About this exercise: The answer must consist of each line below that holds the word "startTransition", copied as it stands.

(Dataset rows describing interfaces)
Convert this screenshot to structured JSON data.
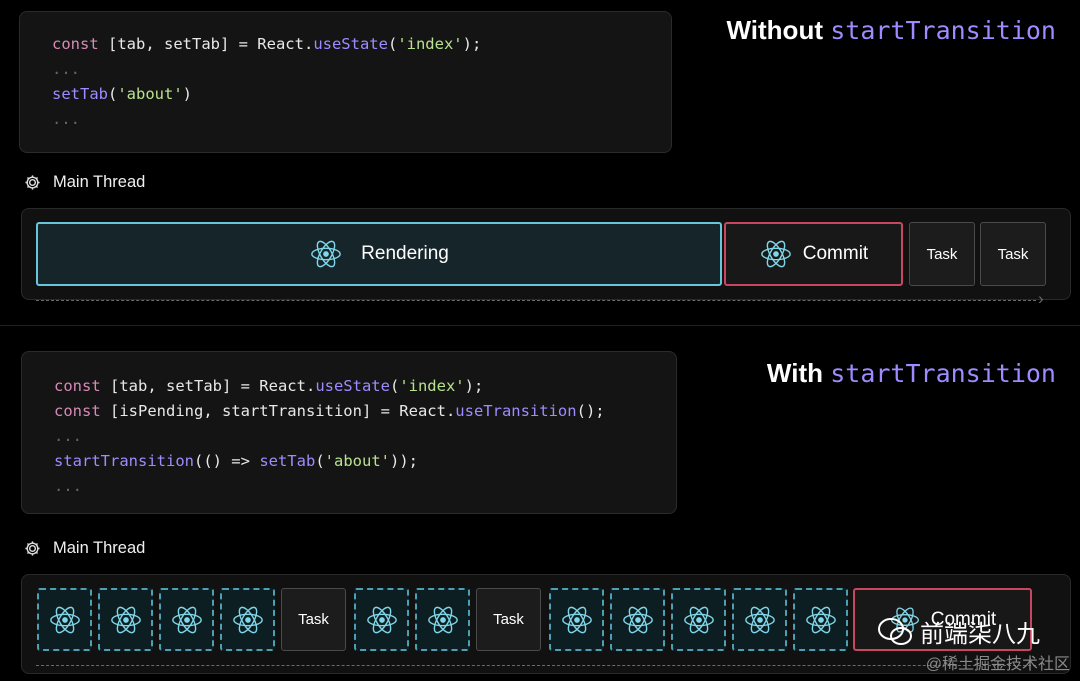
{
  "top": {
    "title_prefix": "Without",
    "title_code": "startTransition",
    "code_lines": [
      [
        [
          "kw",
          "const"
        ],
        [
          "txt",
          " [tab, setTab] = React."
        ],
        [
          "fn",
          "useState"
        ],
        [
          "txt",
          "("
        ],
        [
          "str",
          "'index'"
        ],
        [
          "txt",
          ");"
        ]
      ],
      [
        [
          "dim",
          "..."
        ]
      ],
      [
        [
          "fn",
          "setTab"
        ],
        [
          "txt",
          "("
        ],
        [
          "str",
          "'about'"
        ],
        [
          "txt",
          ")"
        ]
      ],
      [
        [
          "dim",
          "..."
        ]
      ]
    ],
    "thread_label": "Main Thread",
    "rendering_label": "Rendering",
    "commit_label": "Commit",
    "task_labels": [
      "Task",
      "Task"
    ]
  },
  "bottom": {
    "title_prefix": "With",
    "title_code": "startTransition",
    "code_lines": [
      [
        [
          "kw",
          "const"
        ],
        [
          "txt",
          " [tab, setTab] = React."
        ],
        [
          "fn",
          "useState"
        ],
        [
          "txt",
          "("
        ],
        [
          "str",
          "'index'"
        ],
        [
          "txt",
          ");"
        ]
      ],
      [
        [
          "kw",
          "const"
        ],
        [
          "txt",
          " [isPending, startTransition] = React."
        ],
        [
          "fn",
          "useTransition"
        ],
        [
          "txt",
          "();"
        ]
      ],
      [
        [
          "dim",
          "..."
        ]
      ],
      [
        [
          "fn",
          "startTransition"
        ],
        [
          "txt",
          "(() => "
        ],
        [
          "fn",
          "setTab"
        ],
        [
          "txt",
          "("
        ],
        [
          "str",
          "'about'"
        ],
        [
          "txt",
          "));"
        ]
      ],
      [
        [
          "dim",
          "..."
        ]
      ]
    ],
    "thread_label": "Main Thread",
    "commit_label": "Commit",
    "sequence": [
      "r",
      "r",
      "r",
      "r",
      "Task",
      "r",
      "r",
      "Task",
      "r",
      "r",
      "r",
      "r",
      "r"
    ]
  },
  "watermark": {
    "account": "前端柒八九",
    "source": "@稀土掘金技术社区"
  },
  "colors": {
    "accent_purple": "#9f8bff",
    "rendering_border": "#69c6d8",
    "commit_border": "#c8465f"
  }
}
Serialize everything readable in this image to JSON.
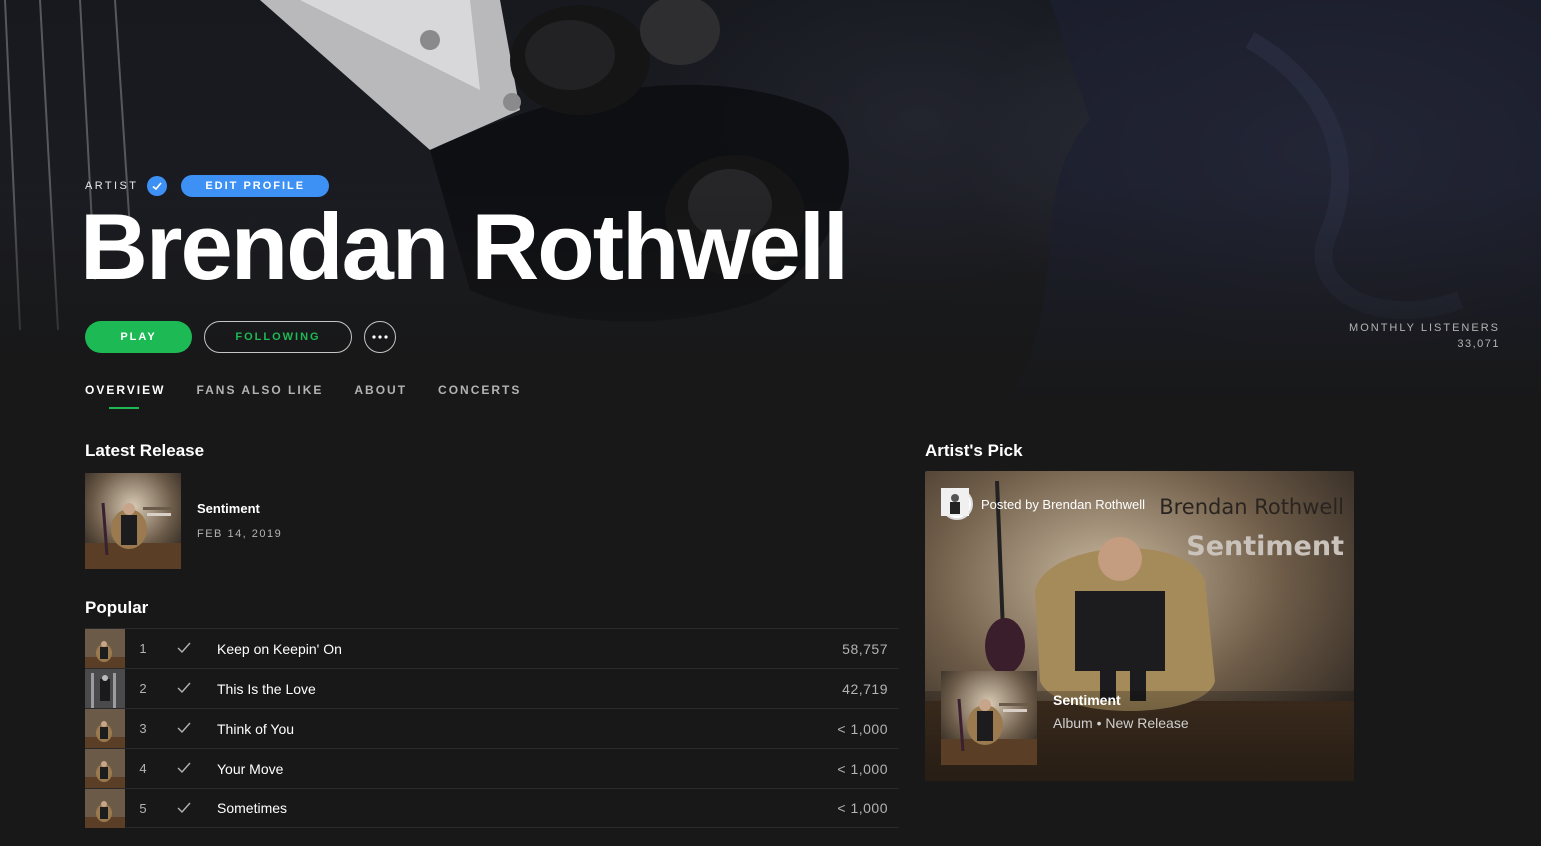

Output for this task:
    "title_code": "startTransition",
    "title_code": "startTransition",
          " [isPending, startTransition] = React."
          "startTransition"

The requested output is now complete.